## Task goal
Leaving out all pictures, write out word for word the lines from the one containing "Serialize everything readable" to the end of the data below.

App and web page records
[Start of section]

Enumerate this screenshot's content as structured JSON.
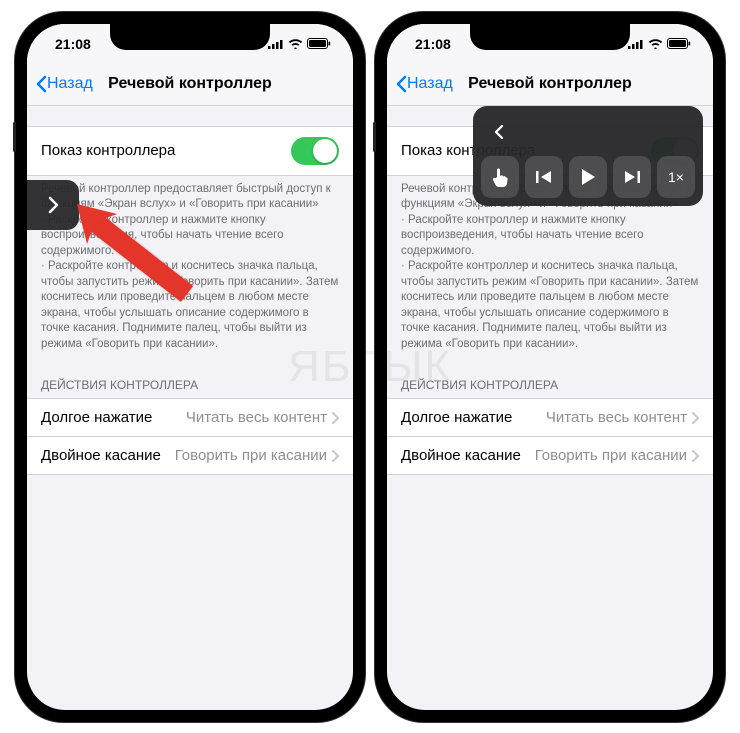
{
  "status": {
    "time": "21:08"
  },
  "nav": {
    "back": "Назад",
    "title": "Речевой контроллер"
  },
  "toggle_row": {
    "label": "Показ контроллера"
  },
  "description": "Речевой контроллер предоставляет быстрый доступ к функциям «Экран вслух» и «Говорить при касании»\n· Раскройте контроллер и нажмите кнопку воспроизведения, чтобы начать чтение всего содержимого.\n· Раскройте контроллер и коснитесь значка пальца, чтобы запустить режим «Говорить при касании». Затем коснитесь или проведите пальцем в любом месте экрана, чтобы услышать описание содержимого в точке касания. Поднимите палец, чтобы выйти из режима «Говорить при касании».",
  "section_header": "ДЕЙСТВИЯ КОНТРОЛЛЕРА",
  "rows": [
    {
      "label": "Долгое нажатие",
      "value": "Читать весь контент"
    },
    {
      "label": "Двойное касание",
      "value": "Говорить при касании"
    }
  ],
  "controller": {
    "speed": "1×"
  },
  "watermark": "ЯБЛЫК"
}
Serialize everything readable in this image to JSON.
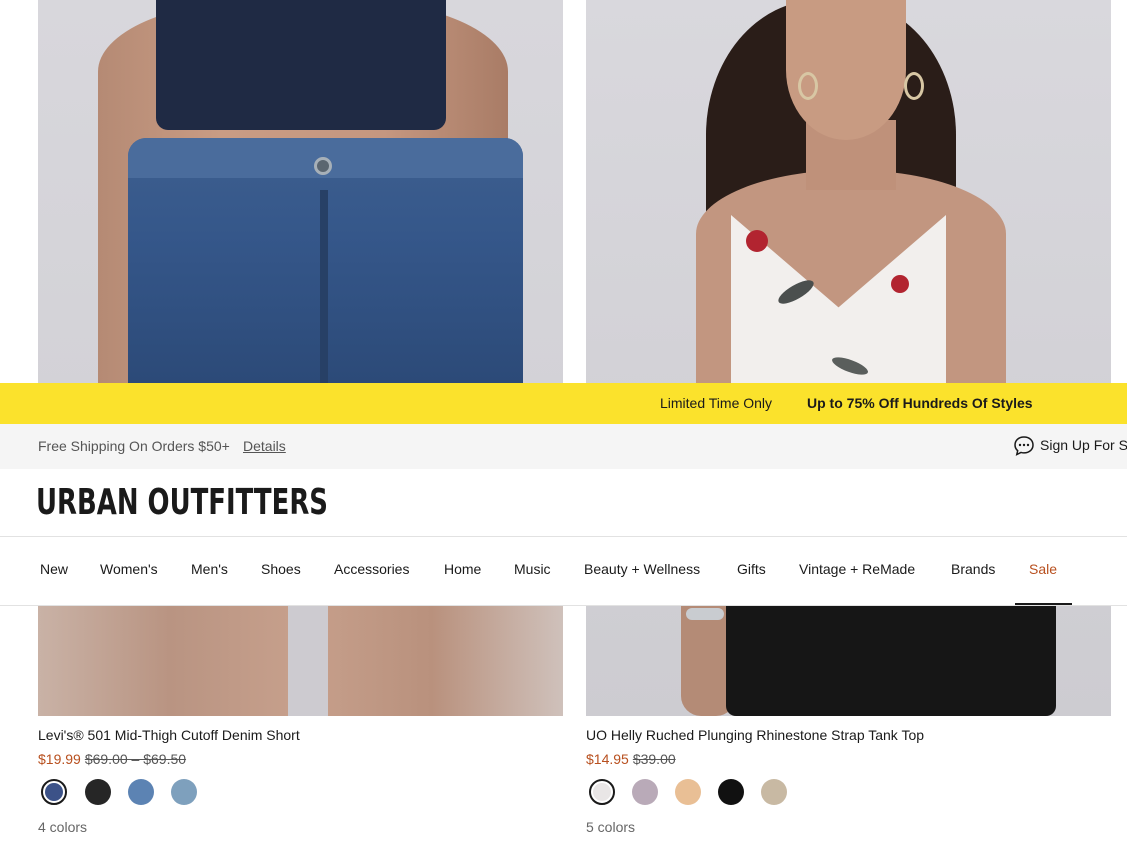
{
  "promo": {
    "label": "Limited Time Only",
    "offer": "Up to 75% Off Hundreds Of Styles",
    "background": "#fbe22c"
  },
  "shipping": {
    "text": "Free Shipping On Orders $50+",
    "link": "Details",
    "signup": "Sign Up For S"
  },
  "header": {
    "logo": "URBAN OUTFITTERS"
  },
  "nav": {
    "items": [
      "New",
      "Women's",
      "Men's",
      "Shoes",
      "Accessories",
      "Home",
      "Music",
      "Beauty + Wellness",
      "Gifts",
      "Vintage + ReMade",
      "Brands",
      "Sale"
    ],
    "accent": "#b8501f"
  },
  "products": [
    {
      "title": "Levi's® 501 Mid-Thigh Cutoff Denim Short",
      "price": "$19.99",
      "original_price": "$69.00 – $69.50",
      "colors_label": "4 colors",
      "swatches": [
        "#3c5288",
        "#262626",
        "#5c83b3",
        "#7ea0bd"
      ]
    },
    {
      "title": "UO Helly Ruched Plunging Rhinestone Strap Tank Top",
      "price": "$14.95",
      "original_price": "$39.00",
      "colors_label": "5 colors",
      "swatches": [
        "#e9e6e6",
        "#b9aab8",
        "#e9bf95",
        "#111111",
        "#c8b9a3"
      ]
    }
  ]
}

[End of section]

## Task answer
Serialize everything readable in this image to JSON.
{
  "promo": {
    "label": "Limited Time Only",
    "offer": "Up to 75% Off Hundreds Of Styles",
    "background": "#fbe22c"
  },
  "shipping": {
    "text": "Free Shipping On Orders $50+",
    "link": "Details",
    "signup": "Sign Up For S"
  },
  "header": {
    "logo": "URBAN OUTFITTERS"
  },
  "nav": {
    "items": [
      "New",
      "Women's",
      "Men's",
      "Shoes",
      "Accessories",
      "Home",
      "Music",
      "Beauty + Wellness",
      "Gifts",
      "Vintage + ReMade",
      "Brands",
      "Sale"
    ],
    "accent": "#b8501f"
  },
  "products": [
    {
      "title": "Levi's® 501 Mid-Thigh Cutoff Denim Short",
      "price": "$19.99",
      "original_price": "$69.00 – $69.50",
      "colors_label": "4 colors",
      "swatches": [
        "#3c5288",
        "#262626",
        "#5c83b3",
        "#7ea0bd"
      ]
    },
    {
      "title": "UO Helly Ruched Plunging Rhinestone Strap Tank Top",
      "price": "$14.95",
      "original_price": "$39.00",
      "colors_label": "5 colors",
      "swatches": [
        "#e9e6e6",
        "#b9aab8",
        "#e9bf95",
        "#111111",
        "#c8b9a3"
      ]
    }
  ]
}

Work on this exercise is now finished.